[Start of section]
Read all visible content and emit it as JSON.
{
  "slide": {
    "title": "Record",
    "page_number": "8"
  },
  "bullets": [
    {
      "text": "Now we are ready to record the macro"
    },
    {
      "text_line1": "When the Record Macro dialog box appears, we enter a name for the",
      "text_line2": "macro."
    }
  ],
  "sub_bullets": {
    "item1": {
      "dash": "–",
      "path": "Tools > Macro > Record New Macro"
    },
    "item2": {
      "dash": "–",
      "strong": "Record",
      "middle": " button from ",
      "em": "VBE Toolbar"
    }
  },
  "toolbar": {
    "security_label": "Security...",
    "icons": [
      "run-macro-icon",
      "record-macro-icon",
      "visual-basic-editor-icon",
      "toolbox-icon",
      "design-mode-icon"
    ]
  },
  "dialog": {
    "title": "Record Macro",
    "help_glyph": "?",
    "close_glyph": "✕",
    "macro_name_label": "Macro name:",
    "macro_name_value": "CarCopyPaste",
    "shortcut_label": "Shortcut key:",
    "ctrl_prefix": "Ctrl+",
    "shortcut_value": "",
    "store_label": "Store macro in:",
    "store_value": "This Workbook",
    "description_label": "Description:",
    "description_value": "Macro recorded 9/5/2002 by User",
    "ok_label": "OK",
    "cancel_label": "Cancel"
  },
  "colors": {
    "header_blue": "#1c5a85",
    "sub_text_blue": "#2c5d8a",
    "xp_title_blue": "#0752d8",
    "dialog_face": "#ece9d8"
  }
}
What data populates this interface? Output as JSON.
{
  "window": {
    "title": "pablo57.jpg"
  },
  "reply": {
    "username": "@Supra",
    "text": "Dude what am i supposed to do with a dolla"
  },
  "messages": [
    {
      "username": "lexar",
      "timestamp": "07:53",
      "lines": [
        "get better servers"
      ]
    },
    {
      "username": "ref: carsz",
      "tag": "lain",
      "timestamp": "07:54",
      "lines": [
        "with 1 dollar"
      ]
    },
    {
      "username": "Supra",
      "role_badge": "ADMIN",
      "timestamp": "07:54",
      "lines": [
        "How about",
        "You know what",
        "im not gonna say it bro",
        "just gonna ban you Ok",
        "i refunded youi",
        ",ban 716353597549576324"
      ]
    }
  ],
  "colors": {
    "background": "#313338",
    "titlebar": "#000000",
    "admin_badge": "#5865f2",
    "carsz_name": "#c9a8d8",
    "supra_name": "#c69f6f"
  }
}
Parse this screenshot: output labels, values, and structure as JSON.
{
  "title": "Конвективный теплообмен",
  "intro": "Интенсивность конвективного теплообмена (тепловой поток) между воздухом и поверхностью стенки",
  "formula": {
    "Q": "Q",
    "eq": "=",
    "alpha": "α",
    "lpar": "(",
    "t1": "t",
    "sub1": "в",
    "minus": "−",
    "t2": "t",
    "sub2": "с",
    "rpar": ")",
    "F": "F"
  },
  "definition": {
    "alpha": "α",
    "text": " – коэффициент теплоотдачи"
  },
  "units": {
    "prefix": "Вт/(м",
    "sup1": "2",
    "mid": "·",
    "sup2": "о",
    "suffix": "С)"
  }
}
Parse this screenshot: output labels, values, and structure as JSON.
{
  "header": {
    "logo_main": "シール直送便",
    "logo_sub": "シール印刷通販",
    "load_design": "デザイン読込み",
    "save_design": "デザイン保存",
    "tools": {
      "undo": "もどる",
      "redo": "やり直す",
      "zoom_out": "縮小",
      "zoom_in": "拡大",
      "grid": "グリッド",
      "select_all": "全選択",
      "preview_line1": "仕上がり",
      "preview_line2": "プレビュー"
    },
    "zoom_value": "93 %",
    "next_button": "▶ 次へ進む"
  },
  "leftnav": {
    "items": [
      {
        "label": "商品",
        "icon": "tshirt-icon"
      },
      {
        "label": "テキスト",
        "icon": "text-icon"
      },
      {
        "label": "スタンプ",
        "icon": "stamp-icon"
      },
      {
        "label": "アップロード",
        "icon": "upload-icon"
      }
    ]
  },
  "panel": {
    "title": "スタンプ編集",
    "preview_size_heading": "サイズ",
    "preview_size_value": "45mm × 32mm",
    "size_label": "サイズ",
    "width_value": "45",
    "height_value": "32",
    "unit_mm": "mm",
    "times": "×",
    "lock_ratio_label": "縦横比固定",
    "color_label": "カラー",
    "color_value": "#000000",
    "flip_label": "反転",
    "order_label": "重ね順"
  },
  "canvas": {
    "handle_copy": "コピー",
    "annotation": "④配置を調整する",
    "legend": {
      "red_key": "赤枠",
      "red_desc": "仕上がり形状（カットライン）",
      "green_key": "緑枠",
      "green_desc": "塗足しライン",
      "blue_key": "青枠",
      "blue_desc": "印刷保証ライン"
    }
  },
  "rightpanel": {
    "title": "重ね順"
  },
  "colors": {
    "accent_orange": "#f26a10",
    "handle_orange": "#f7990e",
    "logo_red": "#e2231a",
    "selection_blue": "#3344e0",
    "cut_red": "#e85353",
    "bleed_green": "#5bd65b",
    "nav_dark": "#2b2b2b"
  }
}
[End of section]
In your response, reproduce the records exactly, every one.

Read all visible content and emit it as JSON.
{
  "slide": {
    "title": "Record",
    "page_number": "8"
  },
  "bullets": [
    {
      "text": "Now we are ready to record the macro"
    },
    {
      "text_line1": "When the Record Macro dialog box appears, we enter a name for the",
      "text_line2": "macro."
    }
  ],
  "sub_bullets": {
    "item1": {
      "dash": "–",
      "path": "Tools > Macro > Record New Macro"
    },
    "item2": {
      "dash": "–",
      "strong": "Record",
      "middle": " button from ",
      "em": "VBE Toolbar"
    }
  },
  "toolbar": {
    "security_label": "Security...",
    "icons": [
      "run-macro-icon",
      "record-macro-icon",
      "visual-basic-editor-icon",
      "toolbox-icon",
      "design-mode-icon"
    ]
  },
  "dialog": {
    "title": "Record Macro",
    "help_glyph": "?",
    "close_glyph": "✕",
    "macro_name_label": "Macro name:",
    "macro_name_value": "CarCopyPaste",
    "shortcut_label": "Shortcut key:",
    "ctrl_prefix": "Ctrl+",
    "shortcut_value": "",
    "store_label": "Store macro in:",
    "store_value": "This Workbook",
    "description_label": "Description:",
    "description_value": "Macro recorded 9/5/2002 by User",
    "ok_label": "OK",
    "cancel_label": "Cancel"
  },
  "colors": {
    "header_blue": "#1c5a85",
    "sub_text_blue": "#2c5d8a",
    "xp_title_blue": "#0752d8",
    "dialog_face": "#ece9d8"
  }
}
What data populates this interface? Output as JSON.
{
  "window": {
    "title": "pablo57.jpg"
  },
  "reply": {
    "username": "@Supra",
    "text": "Dude what am i supposed to do with a dolla"
  },
  "messages": [
    {
      "username": "lexar",
      "timestamp": "07:53",
      "lines": [
        "get better servers"
      ]
    },
    {
      "username": "ref: carsz",
      "tag": "lain",
      "timestamp": "07:54",
      "lines": [
        "with 1 dollar"
      ]
    },
    {
      "username": "Supra",
      "role_badge": "ADMIN",
      "timestamp": "07:54",
      "lines": [
        "How about",
        "You know what",
        "im not gonna say it bro",
        "just gonna ban you Ok",
        "i refunded youi",
        ",ban 716353597549576324"
      ]
    }
  ],
  "colors": {
    "background": "#313338",
    "titlebar": "#000000",
    "admin_badge": "#5865f2",
    "carsz_name": "#c9a8d8",
    "supra_name": "#c69f6f"
  }
}
Parse this screenshot: output labels, values, and structure as JSON.
{
  "title": "Конвективный теплообмен",
  "intro": "Интенсивность конвективного теплообмена (тепловой поток) между воздухом и поверхностью стенки",
  "formula": {
    "Q": "Q",
    "eq": "=",
    "alpha": "α",
    "lpar": "(",
    "t1": "t",
    "sub1": "в",
    "minus": "−",
    "t2": "t",
    "sub2": "с",
    "rpar": ")",
    "F": "F"
  },
  "definition": {
    "alpha": "α",
    "text": " – коэффициент теплоотдачи"
  },
  "units": {
    "prefix": "Вт/(м",
    "sup1": "2",
    "mid": "·",
    "sup2": "о",
    "suffix": "С)"
  }
}
Parse this screenshot: output labels, values, and structure as JSON.
{
  "header": {
    "logo_main": "シール直送便",
    "logo_sub": "シール印刷通販",
    "load_design": "デザイン読込み",
    "save_design": "デザイン保存",
    "tools": {
      "undo": "もどる",
      "redo": "やり直す",
      "zoom_out": "縮小",
      "zoom_in": "拡大",
      "grid": "グリッド",
      "select_all": "全選択",
      "preview_line1": "仕上がり",
      "preview_line2": "プレビュー"
    },
    "zoom_value": "93 %",
    "next_button": "▶ 次へ進む"
  },
  "leftnav": {
    "items": [
      {
        "label": "商品",
        "icon": "tshirt-icon"
      },
      {
        "label": "テキスト",
        "icon": "text-icon"
      },
      {
        "label": "スタンプ",
        "icon": "stamp-icon"
      },
      {
        "label": "アップロード",
        "icon": "upload-icon"
      }
    ]
  },
  "panel": {
    "title": "スタンプ編集",
    "preview_size_heading": "サイズ",
    "preview_size_value": "45mm × 32mm",
    "size_label": "サイズ",
    "width_value": "45",
    "height_value": "32",
    "unit_mm": "mm",
    "times": "×",
    "lock_ratio_label": "縦横比固定",
    "color_label": "カラー",
    "color_value": "#000000",
    "flip_label": "反転",
    "order_label": "重ね順"
  },
  "canvas": {
    "handle_copy": "コピー",
    "annotation": "④配置を調整する",
    "legend": {
      "red_key": "赤枠",
      "red_desc": "仕上がり形状（カットライン）",
      "green_key": "緑枠",
      "green_desc": "塗足しライン",
      "blue_key": "青枠",
      "blue_desc": "印刷保証ライン"
    }
  },
  "rightpanel": {
    "title": "重ね順"
  },
  "colors": {
    "accent_orange": "#f26a10",
    "handle_orange": "#f7990e",
    "logo_red": "#e2231a",
    "selection_blue": "#3344e0",
    "cut_red": "#e85353",
    "bleed_green": "#5bd65b",
    "nav_dark": "#2b2b2b"
  }
}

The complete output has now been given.